Also: The Pentagon says China’s military chief refused to take a secure call from Defense Secretary Lloyd Austin shortly after the U.S. shot down that Chinese surveillance balloon off the South Carolina coast on Saturday. “We believe in the importance of maintaining open lines of communication between the United States and the [People’s Republic of China] in order to responsibly manage the relationship,” Pentagon spokesman Air Force Brig. Gen. Pat Ryder said in a statement Tuesday.
“Lines between our militaries are particularly important in moments like this,” he said. “Unfortunately, the PRC has declined our request. Our commitment to open lines of communication will continue.”

Today on Capitol Hill: The House Oversight Committee is probing alleged bias on social media in a hearing that began at 10 a.m. It’s just “part one” of a GOP-led effort to uncover what they allege is “Twitter's Role in Suppressing the [Hunter] Biden Laptop Story,” which was a talking point Republicans hoped would sink Joe Biden’s candidacy late in the 2020 race.
Three former Twitter employees, including two from the firm’s legal department, are fielding questions from the House lawmakers, including the majority conservative wing pushing what The Atlantic’s Adam Serwer called a “right to post” whatever Republicans want to say on social media, regardless of its accuracy. For these lawmakers, “You have a right to free speech as long as you are saying what conservatives want you to say,” Serwer explained just two months ago. 
House lawmakers tasked with military oversight are looking into the “State of the Defense Industrial Base” this morning too. That hearing before the House Armed Services Committee began at 11 a.m., and features Eric Fanning of the Aerospace Industries Association; David Norquist of the National Defense Industrial Association; and Matthew Paxton, president of the Shipbuilders Council of America. Catch that one live, here.
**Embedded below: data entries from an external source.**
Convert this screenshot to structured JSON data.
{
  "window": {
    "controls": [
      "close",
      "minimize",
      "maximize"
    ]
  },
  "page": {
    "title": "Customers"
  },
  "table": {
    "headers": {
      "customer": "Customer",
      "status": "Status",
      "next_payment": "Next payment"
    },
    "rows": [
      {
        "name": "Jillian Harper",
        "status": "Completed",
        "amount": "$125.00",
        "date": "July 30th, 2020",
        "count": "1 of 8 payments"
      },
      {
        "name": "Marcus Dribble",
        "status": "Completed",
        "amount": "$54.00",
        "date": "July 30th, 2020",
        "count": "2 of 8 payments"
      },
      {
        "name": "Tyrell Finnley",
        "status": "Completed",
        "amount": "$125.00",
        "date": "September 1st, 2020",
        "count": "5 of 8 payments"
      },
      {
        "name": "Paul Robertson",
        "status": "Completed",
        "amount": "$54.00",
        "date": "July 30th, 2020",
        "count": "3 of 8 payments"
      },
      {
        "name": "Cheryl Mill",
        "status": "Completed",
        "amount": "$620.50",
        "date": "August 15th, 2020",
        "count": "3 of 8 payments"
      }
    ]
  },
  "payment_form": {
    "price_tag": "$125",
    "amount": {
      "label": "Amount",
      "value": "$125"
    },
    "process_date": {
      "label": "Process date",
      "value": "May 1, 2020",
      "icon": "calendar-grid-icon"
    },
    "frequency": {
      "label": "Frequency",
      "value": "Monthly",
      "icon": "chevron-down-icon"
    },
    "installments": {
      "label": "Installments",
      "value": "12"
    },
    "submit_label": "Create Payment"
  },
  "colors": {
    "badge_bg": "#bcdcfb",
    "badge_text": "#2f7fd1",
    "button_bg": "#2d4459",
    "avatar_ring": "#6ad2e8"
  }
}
And this afternoon, U.S. special operations forces’ role in “great power competition” will be the focus of a HASC subcommittee hearing that begins at 3 p.m. Seth Jones of the Center for Strategic and International Studies is slated to speak for that one, as is retired Army Lt. Gen. Charles Cleveland, the former chief of Army Special Operations Command. National Defense University Professor David Ucko is also expected to attend. Details and livestream, here

Lastly: America's top military officer in the Middle East dropped by Baghdad on Tuesday and Wednesday. The visit to Iraq's capital came as part of Army Gen. Michael Kurilla's multi-country trip to the region this week, U.S. officials at the Tampa-based Central Command said Wednesday. Kurilla met with Prime Minister al-Sudani and the commander of Joint Operations Command for Iraq, Lt. Gen. Qais Al-Muhammadawi Al-Abbasi. Kurilla also met with the top officials still running the ongoing war against ISIS terrorists.
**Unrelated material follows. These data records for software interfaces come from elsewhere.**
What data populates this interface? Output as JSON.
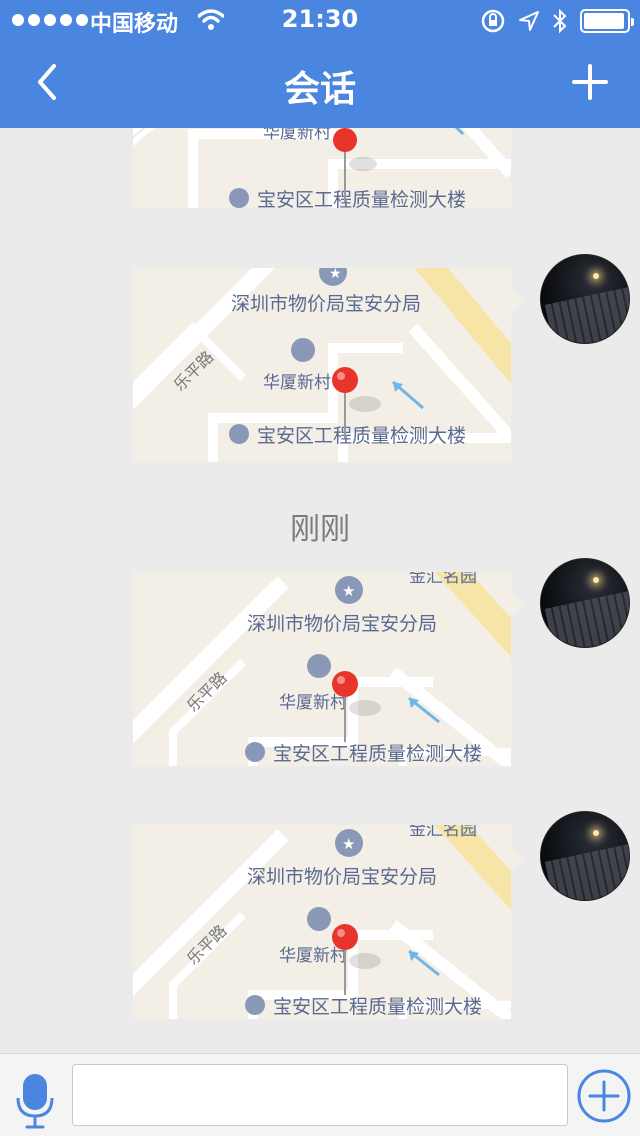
{
  "status_bar": {
    "carrier": "中国移动",
    "time": "21:30"
  },
  "nav": {
    "title": "会话",
    "back_icon": "chevron-left-icon",
    "add_icon": "plus-icon"
  },
  "map_labels": {
    "road": "乐平路",
    "poi_bureau": "深圳市物价局宝安分局",
    "poi_village": "华厦新村",
    "poi_building": "宝安区工程质量检测大楼",
    "poi_top": "金汇名园"
  },
  "messages": [
    {
      "type": "location",
      "partial": true
    },
    {
      "type": "location"
    },
    {
      "type": "location"
    },
    {
      "type": "location"
    }
  ],
  "timestamp": "刚刚",
  "input": {
    "mic_icon": "microphone-icon",
    "value": "",
    "add_icon": "plus-circle-icon"
  },
  "colors": {
    "nav_bg": "#4a86e0",
    "map_bg": "#f3efe6",
    "pin": "#e8352b",
    "poi_icon": "#8a98b8"
  }
}
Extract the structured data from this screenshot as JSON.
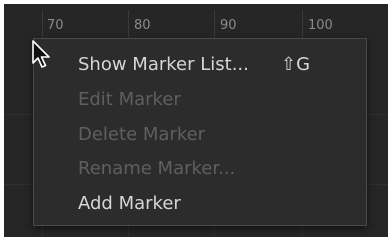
{
  "ruler": {
    "ticks": [
      "70",
      "80",
      "90",
      "100"
    ]
  },
  "context_menu": {
    "items": [
      {
        "label": "Show Marker List...",
        "enabled": true,
        "shortcut": "⇧G"
      },
      {
        "label": "Edit Marker",
        "enabled": false
      },
      {
        "label": "Delete Marker",
        "enabled": false
      },
      {
        "label": "Rename Marker...",
        "enabled": false
      },
      {
        "label": "Add Marker",
        "enabled": true
      }
    ]
  },
  "cursor": {
    "icon": "arrow-pointer-icon"
  },
  "colors": {
    "background": "#262626",
    "menu_background": "#2c2c2c",
    "text_enabled": "#d6d6d6",
    "text_disabled": "#5f5f5f"
  }
}
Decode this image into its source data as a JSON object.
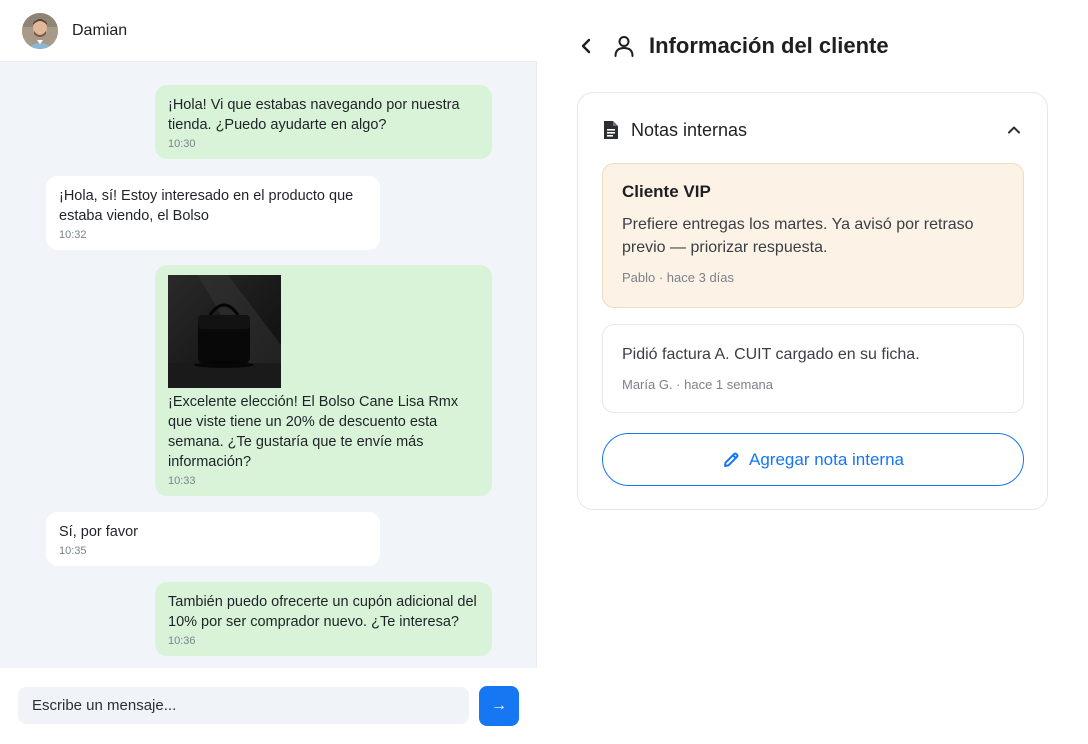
{
  "chat": {
    "contact_name": "Damian",
    "messages": [
      {
        "direction": "out",
        "text": "¡Hola! Vi que estabas navegando por nuestra tienda. ¿Puedo ayudarte en algo?",
        "time": "10:30"
      },
      {
        "direction": "in",
        "text": "¡Hola, sí! Estoy interesado en el producto que estaba viendo, el Bolso",
        "time": "10:32"
      },
      {
        "direction": "out",
        "text": "¡Excelente elección! El Bolso Cane Lisa Rmx que viste tiene un 20% de descuento esta semana. ¿Te gustaría que te envíe más información?",
        "time": "10:33",
        "image": "handbag-photo"
      },
      {
        "direction": "in",
        "text": "Sí, por favor",
        "time": "10:35"
      },
      {
        "direction": "out",
        "text": "También puedo ofrecerte un cupón adicional del 10% por ser comprador nuevo. ¿Te interesa?",
        "time": "10:36"
      }
    ],
    "composer": {
      "placeholder": "Escribe un mensaje...",
      "send_icon": "→"
    }
  },
  "info": {
    "title": "Información del cliente",
    "section_title": "Notas internas",
    "notes": [
      {
        "title": "Cliente VIP",
        "text": "Prefiere entregas los martes. Ya avisó por retraso previo — priorizar respuesta.",
        "meta": "Pablo · hace 3 días"
      },
      {
        "text": "Pidió factura A. CUIT cargado en su ficha.",
        "meta": "María G. · hace 1 semana"
      }
    ],
    "add_button_label": "Agregar nota interna"
  },
  "colors": {
    "accent": "#1677f2",
    "outgoing_bubble": "#d9f3d9",
    "incoming_bubble": "#ffffff",
    "vip_note_bg": "#fcf2e6",
    "chat_bg": "#f1f4f8"
  }
}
“Territorially, ISIS is defeated and incapable of holding large swaths of land,” Kurilla said in a statement. "However, ISIS remains a threat and its vile ideology remains uncontained and unconstrained. ISIS continues to represent a threat to not only Iraq and Syria, but to the stability and security of the region. Therefore, we must continue the fight against ISIS alongside our partners.”
In case you missed it: Russia is believed to have about $10 billion invested in Iraq, mostly in oil projects. But Iraqi officials want to stay on good financial terms with Moscow, despite sanctions for its Ukraine invasion. So Baghdad is sending its top diplomat to Washington this week to iron that out, and hopefully “protect Iraqi banks and central banks from sanctions,” as Foreign Minister Fuad Hussein said Monday when his Russian counterpart visited the capital. Tiny bit more from Reuters, here.
From the region: